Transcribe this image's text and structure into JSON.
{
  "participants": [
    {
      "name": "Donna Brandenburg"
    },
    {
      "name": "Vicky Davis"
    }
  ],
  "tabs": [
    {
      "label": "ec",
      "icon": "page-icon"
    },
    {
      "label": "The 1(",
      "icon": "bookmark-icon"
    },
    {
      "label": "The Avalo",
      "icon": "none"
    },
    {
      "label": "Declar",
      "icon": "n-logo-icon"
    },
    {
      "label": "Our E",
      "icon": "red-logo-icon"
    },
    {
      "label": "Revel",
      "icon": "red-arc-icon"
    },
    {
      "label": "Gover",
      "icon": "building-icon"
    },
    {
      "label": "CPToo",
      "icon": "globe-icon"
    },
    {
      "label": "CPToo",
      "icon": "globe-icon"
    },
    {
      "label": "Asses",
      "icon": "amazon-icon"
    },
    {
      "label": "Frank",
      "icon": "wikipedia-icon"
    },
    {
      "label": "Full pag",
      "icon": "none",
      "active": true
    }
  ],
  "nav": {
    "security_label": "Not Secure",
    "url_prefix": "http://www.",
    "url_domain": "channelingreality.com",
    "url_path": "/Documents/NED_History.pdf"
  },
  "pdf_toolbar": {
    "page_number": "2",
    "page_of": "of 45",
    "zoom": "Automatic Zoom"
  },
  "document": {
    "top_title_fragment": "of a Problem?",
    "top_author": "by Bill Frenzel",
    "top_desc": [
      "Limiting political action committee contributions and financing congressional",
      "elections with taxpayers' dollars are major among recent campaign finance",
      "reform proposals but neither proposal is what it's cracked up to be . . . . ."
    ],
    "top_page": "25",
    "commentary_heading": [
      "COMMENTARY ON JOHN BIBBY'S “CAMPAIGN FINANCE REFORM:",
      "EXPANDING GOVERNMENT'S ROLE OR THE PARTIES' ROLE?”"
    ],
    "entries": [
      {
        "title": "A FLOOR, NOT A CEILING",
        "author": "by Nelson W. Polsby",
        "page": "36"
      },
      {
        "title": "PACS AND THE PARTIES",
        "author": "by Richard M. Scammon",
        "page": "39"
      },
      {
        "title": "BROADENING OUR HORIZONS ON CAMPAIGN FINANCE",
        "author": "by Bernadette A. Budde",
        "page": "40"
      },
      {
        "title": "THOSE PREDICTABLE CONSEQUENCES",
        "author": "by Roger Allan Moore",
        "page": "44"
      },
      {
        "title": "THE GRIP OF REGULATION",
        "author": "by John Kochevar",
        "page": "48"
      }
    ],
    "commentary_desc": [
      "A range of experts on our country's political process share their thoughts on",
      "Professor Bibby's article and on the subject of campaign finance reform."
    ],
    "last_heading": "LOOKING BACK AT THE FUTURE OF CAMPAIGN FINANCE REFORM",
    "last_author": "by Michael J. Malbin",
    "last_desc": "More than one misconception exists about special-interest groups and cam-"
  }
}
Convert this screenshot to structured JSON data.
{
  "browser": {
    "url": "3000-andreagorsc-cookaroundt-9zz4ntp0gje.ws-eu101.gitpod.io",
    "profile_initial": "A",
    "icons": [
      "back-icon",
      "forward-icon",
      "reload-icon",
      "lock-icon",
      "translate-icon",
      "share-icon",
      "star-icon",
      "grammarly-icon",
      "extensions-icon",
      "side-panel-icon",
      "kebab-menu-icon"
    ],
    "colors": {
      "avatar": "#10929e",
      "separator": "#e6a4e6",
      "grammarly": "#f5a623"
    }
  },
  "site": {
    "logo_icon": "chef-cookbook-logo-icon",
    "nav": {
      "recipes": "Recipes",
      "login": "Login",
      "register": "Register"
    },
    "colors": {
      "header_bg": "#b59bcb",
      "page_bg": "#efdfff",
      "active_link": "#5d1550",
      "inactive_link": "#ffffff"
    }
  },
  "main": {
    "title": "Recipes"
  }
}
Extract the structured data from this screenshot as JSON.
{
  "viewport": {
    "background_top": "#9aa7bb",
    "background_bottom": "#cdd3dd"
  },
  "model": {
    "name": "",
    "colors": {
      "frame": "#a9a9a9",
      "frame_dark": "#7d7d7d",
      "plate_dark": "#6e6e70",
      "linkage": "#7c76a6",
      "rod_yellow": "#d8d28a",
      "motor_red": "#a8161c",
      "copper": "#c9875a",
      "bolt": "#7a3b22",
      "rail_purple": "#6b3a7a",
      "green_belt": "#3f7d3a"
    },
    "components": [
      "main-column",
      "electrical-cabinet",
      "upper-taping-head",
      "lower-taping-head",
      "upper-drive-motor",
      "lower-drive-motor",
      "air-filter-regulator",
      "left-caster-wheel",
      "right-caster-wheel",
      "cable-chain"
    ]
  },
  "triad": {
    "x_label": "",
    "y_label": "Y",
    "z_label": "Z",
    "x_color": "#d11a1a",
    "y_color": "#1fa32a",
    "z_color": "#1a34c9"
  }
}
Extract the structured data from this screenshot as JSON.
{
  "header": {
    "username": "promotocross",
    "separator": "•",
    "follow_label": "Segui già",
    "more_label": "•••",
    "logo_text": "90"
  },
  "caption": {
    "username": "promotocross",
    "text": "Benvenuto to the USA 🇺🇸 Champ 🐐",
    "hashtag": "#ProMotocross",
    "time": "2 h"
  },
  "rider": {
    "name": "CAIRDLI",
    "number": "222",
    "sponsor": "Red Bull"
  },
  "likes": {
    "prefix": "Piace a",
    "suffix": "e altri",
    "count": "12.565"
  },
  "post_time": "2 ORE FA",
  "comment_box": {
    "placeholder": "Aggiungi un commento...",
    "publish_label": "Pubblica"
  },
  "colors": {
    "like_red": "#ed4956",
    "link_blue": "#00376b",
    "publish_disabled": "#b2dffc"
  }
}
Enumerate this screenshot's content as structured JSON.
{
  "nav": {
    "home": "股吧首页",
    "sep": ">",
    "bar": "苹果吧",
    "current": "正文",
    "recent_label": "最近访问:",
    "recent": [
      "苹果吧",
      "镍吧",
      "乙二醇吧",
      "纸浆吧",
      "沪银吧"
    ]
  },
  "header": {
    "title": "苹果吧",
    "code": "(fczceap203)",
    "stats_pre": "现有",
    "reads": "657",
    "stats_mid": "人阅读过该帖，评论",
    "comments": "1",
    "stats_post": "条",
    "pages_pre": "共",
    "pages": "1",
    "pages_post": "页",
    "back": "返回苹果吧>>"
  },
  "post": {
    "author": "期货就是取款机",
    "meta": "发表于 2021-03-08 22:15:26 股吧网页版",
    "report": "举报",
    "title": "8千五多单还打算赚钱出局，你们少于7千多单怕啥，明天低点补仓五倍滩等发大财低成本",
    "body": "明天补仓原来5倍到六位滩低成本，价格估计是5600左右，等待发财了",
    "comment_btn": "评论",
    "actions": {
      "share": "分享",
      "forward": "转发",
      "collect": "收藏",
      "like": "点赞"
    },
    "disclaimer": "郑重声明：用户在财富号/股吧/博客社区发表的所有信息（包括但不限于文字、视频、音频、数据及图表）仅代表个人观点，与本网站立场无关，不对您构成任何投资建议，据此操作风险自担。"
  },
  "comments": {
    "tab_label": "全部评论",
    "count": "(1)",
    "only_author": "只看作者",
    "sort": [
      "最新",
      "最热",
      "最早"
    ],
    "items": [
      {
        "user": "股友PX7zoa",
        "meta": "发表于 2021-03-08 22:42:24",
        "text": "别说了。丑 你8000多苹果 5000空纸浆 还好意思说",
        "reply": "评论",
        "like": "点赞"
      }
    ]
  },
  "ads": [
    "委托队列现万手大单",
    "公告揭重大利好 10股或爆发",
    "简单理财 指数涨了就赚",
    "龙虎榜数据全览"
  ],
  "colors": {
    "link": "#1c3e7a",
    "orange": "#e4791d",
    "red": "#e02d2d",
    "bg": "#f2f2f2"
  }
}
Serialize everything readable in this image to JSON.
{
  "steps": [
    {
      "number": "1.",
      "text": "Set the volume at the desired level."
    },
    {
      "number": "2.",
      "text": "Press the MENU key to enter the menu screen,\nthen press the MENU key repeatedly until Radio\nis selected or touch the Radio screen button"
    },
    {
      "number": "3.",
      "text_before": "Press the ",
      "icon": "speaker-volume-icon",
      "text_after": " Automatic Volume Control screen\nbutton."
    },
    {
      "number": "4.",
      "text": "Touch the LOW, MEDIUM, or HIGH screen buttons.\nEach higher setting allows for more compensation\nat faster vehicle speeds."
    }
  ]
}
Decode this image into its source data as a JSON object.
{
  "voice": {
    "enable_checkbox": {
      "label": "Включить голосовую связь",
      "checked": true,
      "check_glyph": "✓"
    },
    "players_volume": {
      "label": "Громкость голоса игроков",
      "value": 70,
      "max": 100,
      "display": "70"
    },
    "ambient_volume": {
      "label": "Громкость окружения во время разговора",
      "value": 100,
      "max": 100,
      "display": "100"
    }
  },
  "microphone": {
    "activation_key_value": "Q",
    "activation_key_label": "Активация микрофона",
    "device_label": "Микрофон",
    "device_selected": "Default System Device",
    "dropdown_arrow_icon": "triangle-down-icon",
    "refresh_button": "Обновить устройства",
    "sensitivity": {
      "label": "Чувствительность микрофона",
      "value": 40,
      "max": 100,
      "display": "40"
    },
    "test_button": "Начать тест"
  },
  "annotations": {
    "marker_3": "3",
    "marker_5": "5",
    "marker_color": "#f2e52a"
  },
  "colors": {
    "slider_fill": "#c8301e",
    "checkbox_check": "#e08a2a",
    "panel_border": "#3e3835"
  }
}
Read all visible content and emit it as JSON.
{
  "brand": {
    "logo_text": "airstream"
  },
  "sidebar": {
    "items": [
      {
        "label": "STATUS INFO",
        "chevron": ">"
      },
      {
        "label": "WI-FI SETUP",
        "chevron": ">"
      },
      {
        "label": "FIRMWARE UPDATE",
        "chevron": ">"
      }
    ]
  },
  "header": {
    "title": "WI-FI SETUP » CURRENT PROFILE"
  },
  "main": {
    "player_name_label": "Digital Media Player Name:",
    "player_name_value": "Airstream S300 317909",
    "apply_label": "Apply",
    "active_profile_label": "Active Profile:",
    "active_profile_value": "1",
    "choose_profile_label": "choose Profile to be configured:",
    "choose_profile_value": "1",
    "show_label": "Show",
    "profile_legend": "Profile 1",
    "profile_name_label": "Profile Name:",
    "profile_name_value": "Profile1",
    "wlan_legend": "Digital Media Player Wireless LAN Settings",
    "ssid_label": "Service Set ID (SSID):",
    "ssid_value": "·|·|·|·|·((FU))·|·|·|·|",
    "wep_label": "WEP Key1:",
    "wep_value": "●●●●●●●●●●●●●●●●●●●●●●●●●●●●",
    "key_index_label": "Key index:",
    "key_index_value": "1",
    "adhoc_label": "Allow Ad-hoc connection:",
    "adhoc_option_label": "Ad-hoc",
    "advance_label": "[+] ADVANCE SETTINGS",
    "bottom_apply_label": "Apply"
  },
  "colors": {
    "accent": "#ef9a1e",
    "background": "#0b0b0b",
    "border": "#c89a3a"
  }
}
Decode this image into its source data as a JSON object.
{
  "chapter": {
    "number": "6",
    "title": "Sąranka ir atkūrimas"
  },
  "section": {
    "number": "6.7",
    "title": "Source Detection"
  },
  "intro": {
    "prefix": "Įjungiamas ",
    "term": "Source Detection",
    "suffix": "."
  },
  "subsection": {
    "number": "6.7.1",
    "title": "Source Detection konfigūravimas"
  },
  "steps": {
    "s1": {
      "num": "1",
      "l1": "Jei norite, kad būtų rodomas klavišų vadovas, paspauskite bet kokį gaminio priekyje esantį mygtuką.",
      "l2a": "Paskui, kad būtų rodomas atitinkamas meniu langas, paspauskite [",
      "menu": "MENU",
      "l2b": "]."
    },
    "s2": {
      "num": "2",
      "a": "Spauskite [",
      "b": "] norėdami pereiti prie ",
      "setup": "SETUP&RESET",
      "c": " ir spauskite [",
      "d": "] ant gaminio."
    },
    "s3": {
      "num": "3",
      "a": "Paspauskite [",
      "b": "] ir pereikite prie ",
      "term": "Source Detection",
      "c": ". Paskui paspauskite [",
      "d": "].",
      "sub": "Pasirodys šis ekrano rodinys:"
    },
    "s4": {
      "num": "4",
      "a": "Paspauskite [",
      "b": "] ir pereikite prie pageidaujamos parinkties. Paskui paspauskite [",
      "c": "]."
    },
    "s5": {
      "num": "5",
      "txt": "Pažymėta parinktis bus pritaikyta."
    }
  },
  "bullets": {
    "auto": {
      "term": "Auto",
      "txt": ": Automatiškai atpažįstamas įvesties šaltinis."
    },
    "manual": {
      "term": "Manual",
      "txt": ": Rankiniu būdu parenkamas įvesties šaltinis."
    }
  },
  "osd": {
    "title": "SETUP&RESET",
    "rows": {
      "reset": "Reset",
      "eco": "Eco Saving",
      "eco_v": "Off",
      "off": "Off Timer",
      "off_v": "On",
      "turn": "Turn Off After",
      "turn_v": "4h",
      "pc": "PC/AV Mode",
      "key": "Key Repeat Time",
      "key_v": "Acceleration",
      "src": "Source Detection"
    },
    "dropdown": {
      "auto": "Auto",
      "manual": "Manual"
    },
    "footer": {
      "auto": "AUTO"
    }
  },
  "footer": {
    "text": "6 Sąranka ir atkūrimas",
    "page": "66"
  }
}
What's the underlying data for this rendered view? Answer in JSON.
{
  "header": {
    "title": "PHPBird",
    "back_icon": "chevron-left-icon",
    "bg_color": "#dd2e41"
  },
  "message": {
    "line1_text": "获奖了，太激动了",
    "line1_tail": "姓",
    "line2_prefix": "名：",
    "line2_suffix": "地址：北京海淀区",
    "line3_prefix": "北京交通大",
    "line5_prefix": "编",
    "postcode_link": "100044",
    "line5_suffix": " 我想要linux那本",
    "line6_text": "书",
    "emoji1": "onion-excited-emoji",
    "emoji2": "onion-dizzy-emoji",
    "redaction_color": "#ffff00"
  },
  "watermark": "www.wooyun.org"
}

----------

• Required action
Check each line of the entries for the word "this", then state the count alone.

• Output below
9